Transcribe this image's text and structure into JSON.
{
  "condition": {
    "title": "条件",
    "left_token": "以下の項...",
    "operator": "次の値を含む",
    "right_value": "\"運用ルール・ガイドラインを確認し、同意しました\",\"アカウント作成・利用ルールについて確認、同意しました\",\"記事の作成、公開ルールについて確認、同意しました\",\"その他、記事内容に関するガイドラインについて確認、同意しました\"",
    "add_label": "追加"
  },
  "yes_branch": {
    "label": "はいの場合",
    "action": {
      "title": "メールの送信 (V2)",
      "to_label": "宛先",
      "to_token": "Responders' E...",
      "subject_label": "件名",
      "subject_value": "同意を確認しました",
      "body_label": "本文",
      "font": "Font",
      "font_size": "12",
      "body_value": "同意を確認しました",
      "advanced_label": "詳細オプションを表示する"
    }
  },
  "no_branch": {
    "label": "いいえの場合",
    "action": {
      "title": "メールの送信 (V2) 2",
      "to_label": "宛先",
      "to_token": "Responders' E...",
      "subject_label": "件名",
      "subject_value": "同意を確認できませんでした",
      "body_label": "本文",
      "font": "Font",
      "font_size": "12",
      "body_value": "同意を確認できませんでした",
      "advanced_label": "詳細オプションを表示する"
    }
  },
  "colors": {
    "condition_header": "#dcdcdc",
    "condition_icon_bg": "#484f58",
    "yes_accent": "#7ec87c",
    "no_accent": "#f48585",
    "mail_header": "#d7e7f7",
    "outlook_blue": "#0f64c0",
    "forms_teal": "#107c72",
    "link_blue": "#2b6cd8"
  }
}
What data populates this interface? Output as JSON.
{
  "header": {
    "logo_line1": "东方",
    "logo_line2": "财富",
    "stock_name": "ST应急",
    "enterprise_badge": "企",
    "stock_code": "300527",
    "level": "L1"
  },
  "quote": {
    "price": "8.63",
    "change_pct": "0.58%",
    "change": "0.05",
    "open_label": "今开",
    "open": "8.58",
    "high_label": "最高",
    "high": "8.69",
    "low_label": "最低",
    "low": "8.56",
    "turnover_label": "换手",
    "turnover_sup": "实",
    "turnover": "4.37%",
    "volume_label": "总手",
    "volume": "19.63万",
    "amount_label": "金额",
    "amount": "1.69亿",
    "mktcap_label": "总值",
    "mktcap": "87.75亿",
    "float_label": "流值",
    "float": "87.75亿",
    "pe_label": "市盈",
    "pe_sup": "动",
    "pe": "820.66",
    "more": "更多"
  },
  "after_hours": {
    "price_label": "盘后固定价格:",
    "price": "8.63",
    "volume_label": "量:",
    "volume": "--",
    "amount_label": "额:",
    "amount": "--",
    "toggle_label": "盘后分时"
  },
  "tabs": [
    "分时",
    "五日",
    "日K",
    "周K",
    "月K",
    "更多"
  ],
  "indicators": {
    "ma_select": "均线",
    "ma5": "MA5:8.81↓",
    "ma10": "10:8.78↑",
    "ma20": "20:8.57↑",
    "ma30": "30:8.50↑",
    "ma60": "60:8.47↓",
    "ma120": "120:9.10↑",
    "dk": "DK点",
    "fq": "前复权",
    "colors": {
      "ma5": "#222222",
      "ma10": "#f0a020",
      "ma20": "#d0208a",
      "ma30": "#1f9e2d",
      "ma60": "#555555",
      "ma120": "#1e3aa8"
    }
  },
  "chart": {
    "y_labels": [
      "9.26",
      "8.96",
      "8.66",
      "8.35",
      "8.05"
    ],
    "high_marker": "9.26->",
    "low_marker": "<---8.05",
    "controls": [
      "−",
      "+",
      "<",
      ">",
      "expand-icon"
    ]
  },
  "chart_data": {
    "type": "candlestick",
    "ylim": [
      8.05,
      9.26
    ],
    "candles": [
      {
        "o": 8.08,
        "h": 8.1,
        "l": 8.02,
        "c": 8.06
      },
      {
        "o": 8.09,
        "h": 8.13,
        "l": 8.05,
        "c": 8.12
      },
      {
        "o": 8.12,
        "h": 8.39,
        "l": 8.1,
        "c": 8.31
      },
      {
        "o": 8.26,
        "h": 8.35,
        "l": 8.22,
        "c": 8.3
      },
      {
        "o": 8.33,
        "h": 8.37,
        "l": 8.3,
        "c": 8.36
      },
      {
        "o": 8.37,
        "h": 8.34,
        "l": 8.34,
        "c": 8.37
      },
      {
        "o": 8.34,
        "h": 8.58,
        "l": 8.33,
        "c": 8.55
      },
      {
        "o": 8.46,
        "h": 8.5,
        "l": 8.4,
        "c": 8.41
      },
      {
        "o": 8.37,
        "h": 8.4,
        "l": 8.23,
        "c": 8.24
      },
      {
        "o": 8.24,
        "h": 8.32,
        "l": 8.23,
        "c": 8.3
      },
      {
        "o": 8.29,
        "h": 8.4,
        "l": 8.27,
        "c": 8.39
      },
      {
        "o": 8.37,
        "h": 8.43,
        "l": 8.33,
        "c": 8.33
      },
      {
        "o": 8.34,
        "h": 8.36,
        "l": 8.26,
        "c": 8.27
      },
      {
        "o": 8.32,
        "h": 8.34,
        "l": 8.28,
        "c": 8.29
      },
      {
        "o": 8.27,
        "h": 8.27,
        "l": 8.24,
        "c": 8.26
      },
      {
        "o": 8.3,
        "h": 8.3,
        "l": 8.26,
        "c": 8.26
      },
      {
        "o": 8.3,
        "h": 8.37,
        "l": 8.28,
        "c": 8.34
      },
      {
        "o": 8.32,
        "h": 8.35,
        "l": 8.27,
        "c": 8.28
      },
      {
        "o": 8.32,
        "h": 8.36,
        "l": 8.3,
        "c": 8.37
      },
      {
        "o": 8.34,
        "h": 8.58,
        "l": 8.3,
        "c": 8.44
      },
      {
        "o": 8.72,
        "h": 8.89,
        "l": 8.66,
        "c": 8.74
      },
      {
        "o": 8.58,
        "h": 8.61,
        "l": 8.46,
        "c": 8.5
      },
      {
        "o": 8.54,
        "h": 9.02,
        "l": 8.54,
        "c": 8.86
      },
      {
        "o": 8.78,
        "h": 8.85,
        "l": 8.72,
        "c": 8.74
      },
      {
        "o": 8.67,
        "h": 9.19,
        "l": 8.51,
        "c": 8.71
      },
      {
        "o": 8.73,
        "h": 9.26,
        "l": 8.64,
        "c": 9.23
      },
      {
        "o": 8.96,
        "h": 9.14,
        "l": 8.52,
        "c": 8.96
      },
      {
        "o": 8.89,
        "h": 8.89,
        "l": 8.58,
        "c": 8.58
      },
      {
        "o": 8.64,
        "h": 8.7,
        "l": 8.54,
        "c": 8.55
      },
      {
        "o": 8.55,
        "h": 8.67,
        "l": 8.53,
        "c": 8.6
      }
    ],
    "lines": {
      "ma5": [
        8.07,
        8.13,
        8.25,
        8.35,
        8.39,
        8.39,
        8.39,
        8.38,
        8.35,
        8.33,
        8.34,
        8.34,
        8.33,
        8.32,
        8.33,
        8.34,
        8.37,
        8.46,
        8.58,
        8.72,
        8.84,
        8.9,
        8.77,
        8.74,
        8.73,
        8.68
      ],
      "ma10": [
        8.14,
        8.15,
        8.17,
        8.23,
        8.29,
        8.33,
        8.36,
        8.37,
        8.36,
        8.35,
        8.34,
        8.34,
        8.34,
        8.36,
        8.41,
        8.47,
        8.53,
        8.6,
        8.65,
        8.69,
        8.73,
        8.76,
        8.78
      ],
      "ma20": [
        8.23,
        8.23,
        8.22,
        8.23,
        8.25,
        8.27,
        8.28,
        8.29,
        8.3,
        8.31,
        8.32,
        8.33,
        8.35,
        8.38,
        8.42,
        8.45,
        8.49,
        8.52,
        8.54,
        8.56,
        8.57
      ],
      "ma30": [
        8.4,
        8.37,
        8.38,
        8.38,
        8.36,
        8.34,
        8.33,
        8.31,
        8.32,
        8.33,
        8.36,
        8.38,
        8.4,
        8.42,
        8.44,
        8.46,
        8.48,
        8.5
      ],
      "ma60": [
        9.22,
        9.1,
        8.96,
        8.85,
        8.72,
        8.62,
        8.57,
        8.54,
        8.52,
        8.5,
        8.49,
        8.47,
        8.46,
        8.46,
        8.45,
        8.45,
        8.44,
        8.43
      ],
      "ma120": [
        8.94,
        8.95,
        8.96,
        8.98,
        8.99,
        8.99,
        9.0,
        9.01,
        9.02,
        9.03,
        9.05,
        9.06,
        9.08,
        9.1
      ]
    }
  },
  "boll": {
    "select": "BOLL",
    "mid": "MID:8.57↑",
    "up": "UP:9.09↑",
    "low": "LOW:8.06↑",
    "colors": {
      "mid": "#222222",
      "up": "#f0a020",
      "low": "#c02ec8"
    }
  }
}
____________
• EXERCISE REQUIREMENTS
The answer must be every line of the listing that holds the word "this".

• WRITTEN ANSWER
Transcribe this image's text and structure into JSON.
What data populates this interface? Output as JSON.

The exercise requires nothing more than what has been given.